--- START ---

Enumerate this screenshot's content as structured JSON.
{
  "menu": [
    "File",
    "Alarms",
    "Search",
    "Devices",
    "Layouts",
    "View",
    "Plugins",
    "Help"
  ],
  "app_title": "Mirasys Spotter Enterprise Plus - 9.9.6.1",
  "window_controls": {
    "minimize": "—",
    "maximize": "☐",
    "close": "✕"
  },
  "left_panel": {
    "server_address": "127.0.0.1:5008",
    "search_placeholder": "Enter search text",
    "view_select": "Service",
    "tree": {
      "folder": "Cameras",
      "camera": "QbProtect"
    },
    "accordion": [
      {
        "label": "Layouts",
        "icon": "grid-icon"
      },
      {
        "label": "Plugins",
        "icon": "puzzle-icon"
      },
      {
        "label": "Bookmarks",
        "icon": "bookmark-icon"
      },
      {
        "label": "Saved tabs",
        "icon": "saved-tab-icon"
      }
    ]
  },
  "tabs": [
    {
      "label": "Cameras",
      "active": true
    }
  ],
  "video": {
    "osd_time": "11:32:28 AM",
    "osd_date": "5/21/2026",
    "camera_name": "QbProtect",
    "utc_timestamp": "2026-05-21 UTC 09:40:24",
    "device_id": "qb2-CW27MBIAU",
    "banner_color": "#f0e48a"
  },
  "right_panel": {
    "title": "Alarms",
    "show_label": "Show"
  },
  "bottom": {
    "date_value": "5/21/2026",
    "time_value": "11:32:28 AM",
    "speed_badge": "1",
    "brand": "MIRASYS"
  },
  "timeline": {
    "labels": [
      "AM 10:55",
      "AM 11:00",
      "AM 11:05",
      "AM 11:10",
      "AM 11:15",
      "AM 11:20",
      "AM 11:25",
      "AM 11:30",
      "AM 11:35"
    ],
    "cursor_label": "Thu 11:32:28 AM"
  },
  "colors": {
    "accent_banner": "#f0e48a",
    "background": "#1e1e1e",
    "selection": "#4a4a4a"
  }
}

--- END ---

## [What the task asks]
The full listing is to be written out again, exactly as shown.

## [Result for this exercise]
Enumerate this screenshot's content as structured JSON.
{
  "menu": [
    "File",
    "Alarms",
    "Search",
    "Devices",
    "Layouts",
    "View",
    "Plugins",
    "Help"
  ],
  "app_title": "Mirasys Spotter Enterprise Plus - 9.9.6.1",
  "window_controls": {
    "minimize": "—",
    "maximize": "☐",
    "close": "✕"
  },
  "left_panel": {
    "server_address": "127.0.0.1:5008",
    "search_placeholder": "Enter search text",
    "view_select": "Service",
    "tree": {
      "folder": "Cameras",
      "camera": "QbProtect"
    },
    "accordion": [
      {
        "label": "Layouts",
        "icon": "grid-icon"
      },
      {
        "label": "Plugins",
        "icon": "puzzle-icon"
      },
      {
        "label": "Bookmarks",
        "icon": "bookmark-icon"
      },
      {
        "label": "Saved tabs",
        "icon": "saved-tab-icon"
      }
    ]
  },
  "tabs": [
    {
      "label": "Cameras",
      "active": true
    }
  ],
  "video": {
    "osd_time": "11:32:28 AM",
    "osd_date": "5/21/2026",
    "camera_name": "QbProtect",
    "utc_timestamp": "2026-05-21 UTC 09:40:24",
    "device_id": "qb2-CW27MBIAU",
    "banner_color": "#f0e48a"
  },
  "right_panel": {
    "title": "Alarms",
    "show_label": "Show"
  },
  "bottom": {
    "date_value": "5/21/2026",
    "time_value": "11:32:28 AM",
    "speed_badge": "1",
    "brand": "MIRASYS"
  },
  "timeline": {
    "labels": [
      "AM 10:55",
      "AM 11:00",
      "AM 11:05",
      "AM 11:10",
      "AM 11:15",
      "AM 11:20",
      "AM 11:25",
      "AM 11:30",
      "AM 11:35"
    ],
    "cursor_label": "Thu 11:32:28 AM"
  },
  "colors": {
    "accent_banner": "#f0e48a",
    "background": "#1e1e1e",
    "selection": "#4a4a4a"
  }
}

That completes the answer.